For the students at Alabama State, and other schools and in communities across the South, the sit-ins served as a call-to-arms. As segregationists moved to restore order, young activists translated the energy of the demonstrations into an organized movement for social change. This spirit was manifested in the formation of the Student Nonviolent Coordinating Committee (SNCC), encouraged by Southern Christian Leadership Conference (SCLC) activist Ella Baker. As her biographer noted, Baker hoped that a student organization might “create the space for [the sit-in leaders] to coalesce into a new, more militant, yet democratic, political force.” Baker met with hundreds of students who participated in the sit-ins spreading across the South, and the young leaders exchanged ideas and strategies and began planning for a coordinated confrontation with the forces of southern segregation.
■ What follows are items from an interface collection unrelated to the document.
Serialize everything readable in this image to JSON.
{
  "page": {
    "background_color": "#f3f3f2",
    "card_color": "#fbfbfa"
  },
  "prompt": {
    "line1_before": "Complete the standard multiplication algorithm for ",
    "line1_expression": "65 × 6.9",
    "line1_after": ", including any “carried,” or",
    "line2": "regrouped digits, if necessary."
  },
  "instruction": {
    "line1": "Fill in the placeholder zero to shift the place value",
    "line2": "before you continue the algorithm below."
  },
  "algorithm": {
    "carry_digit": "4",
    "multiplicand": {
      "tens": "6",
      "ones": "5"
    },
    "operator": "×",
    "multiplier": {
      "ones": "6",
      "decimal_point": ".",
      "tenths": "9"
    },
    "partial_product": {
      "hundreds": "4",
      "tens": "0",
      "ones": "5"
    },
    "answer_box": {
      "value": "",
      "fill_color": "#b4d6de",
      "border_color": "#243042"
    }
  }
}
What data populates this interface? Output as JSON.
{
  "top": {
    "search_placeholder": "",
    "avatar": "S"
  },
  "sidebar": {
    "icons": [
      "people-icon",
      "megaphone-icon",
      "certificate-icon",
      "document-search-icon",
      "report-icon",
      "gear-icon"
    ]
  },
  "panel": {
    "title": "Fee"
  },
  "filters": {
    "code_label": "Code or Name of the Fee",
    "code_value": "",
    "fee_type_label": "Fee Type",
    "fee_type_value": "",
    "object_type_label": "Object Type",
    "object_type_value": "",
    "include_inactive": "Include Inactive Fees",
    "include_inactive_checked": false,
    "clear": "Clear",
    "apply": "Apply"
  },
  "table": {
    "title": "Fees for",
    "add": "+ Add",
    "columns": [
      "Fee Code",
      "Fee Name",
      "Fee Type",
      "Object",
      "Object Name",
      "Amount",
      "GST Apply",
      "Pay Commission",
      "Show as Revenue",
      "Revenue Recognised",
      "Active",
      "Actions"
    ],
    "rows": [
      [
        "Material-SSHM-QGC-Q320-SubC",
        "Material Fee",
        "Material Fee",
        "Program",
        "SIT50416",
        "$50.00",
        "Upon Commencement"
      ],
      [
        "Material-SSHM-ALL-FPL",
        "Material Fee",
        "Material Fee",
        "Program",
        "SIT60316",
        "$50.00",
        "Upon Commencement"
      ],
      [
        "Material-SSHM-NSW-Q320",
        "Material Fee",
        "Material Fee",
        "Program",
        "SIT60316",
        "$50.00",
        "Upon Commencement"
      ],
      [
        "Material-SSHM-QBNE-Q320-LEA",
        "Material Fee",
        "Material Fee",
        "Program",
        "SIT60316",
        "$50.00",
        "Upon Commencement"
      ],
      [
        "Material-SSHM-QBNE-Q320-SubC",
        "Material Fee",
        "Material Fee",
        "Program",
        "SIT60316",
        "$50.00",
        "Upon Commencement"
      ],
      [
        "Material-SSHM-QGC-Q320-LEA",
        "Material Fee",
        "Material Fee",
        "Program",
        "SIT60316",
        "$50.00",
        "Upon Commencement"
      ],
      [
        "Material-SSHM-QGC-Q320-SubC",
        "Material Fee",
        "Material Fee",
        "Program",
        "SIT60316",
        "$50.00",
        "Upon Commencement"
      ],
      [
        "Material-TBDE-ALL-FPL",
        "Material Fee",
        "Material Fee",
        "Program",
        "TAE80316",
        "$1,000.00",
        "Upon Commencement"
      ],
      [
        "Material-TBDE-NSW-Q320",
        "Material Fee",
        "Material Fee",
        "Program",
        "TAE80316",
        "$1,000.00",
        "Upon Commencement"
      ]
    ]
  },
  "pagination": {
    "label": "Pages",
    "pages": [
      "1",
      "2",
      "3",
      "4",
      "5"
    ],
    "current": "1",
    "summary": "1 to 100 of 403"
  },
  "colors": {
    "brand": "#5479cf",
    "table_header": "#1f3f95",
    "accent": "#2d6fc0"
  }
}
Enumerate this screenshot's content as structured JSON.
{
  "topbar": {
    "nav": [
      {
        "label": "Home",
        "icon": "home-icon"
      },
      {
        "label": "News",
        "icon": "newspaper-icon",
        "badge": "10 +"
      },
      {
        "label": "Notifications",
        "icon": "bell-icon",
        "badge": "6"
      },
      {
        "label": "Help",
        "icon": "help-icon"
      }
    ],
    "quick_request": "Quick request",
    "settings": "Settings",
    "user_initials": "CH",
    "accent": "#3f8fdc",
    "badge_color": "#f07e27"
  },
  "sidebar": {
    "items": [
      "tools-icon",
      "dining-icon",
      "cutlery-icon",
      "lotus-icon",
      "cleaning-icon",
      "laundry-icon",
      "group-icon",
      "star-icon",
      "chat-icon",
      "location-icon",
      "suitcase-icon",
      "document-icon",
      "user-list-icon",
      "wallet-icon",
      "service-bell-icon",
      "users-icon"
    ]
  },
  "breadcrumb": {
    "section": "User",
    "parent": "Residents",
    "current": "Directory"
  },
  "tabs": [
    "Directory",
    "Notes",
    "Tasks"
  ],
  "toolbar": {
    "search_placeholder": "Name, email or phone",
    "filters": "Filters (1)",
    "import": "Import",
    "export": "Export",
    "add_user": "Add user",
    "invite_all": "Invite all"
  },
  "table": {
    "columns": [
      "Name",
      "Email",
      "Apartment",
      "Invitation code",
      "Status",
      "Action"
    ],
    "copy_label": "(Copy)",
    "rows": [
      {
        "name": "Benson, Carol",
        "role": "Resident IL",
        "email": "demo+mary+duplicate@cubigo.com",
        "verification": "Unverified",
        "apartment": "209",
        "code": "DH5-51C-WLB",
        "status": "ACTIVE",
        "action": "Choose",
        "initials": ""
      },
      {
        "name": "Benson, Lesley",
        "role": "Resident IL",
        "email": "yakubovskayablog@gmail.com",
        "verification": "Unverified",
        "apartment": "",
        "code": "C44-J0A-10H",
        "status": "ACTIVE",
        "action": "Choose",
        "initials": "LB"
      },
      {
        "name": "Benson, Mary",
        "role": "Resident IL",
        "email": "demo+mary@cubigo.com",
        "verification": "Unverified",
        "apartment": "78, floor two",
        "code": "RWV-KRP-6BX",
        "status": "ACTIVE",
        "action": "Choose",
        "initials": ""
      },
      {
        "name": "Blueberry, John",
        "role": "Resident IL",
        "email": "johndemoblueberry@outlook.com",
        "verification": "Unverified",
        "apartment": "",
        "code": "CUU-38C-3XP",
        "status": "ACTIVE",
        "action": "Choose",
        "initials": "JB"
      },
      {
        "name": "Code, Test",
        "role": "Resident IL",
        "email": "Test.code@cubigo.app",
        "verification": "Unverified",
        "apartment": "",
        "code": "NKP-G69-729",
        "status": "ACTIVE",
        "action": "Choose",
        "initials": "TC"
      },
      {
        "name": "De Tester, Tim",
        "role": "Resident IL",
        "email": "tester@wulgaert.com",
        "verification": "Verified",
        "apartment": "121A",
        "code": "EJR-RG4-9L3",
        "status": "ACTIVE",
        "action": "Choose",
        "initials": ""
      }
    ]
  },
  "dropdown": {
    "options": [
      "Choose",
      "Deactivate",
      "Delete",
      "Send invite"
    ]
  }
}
Through the 1960s SNCC would play an integral role in organizing and sustaining civil rights activism, sometimes in cooperation with Martin Luther King Jr.’s well-funded and highly publicized SCLC, and sometimes in opposition to the group that many younger protestors saw as unwilling to work for real social and economic change. John Lewis, a native of Pike County, Alabama, became the chairman of SNCC in 1963. He remembered the tension that grew between the two groups: “We dug in early, did the groundwork, laid the foundation, then the SCLC came in again with their headline-grabbing, hit-and-run tactics, doing nothing to nurture leaders among the local community.” As more and more Americans chose to participate in the struggle for equal rights, SNCC came to symbolize the future of rights-based activism, mobilized by the energy and enthusiasm of young men and women like those Alabama State students arrested and expelled in Montgomery.